Payments in Sweden 2020

Swedish banknotes and coins – the Riksbank's new responsibility for cash handling

Dialogue on future cash handling

Published: 29 October 2020

The Riksbank has opened a dialogue with relevant parties in the cash supply chain to discuss the form of future cash distribution and which allocation of roles between the Riksbank and other actors would be appropriate. These discussions have recently been initiated and the ambition is to have a solution in place well before the new Sveriges Riksbank Act is expected to enter into force on 1 January 2023. This solution will also contribute towards creating greater stability in cash distribution so that unexpected external events, such as the coronavirus pandemic, affect the external parts of the cash supply chain to a lesser extent.

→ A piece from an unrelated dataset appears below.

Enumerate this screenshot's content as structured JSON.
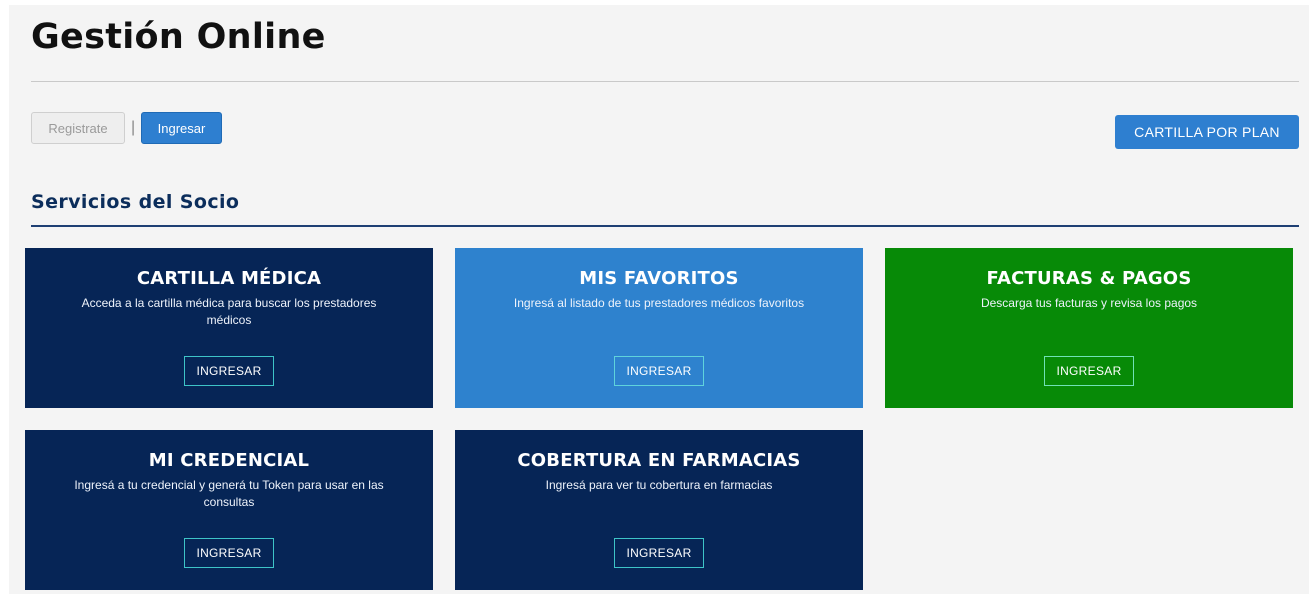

The Riksbank Committee expects the Riksbank's increased responsibility for depot operations to lead to more generous terms and lower fees, which could contribute to fees for daily-takings services and petty cash becoming lower for shops and other companies accepting cash payments. However, the Riksbank lacks any possibility of ensuring that this really is the case and neither is it proposed that the Riksbank be given any tools to affect pricing. Nevertheless, the Riksbank will monitor the issue within the framework of the monitoring and analysis assignments that the Riksbank expects to be given under the new Sveriges Riksbank Act.

Even if the banks and the Riksbank are given expanded responsibility for withdrawal services and deposits of daily takings, as well as depot operations, it is likely that increasing numbers of shops, hotels and restaurants will stop accepting cash in future. The Riksbank therefore sees a risk that the position of cash, in practice, may come to be weakened further if it becomes more and more difficult to use it to make payments. The Riksbank has therefore proposed that a binding obligation to accept cash should be applied to some operations at least, such as pharmacies. The Riksbank also considers that the banks should be set a minimum requirement for the provision of manual cash services to the general public.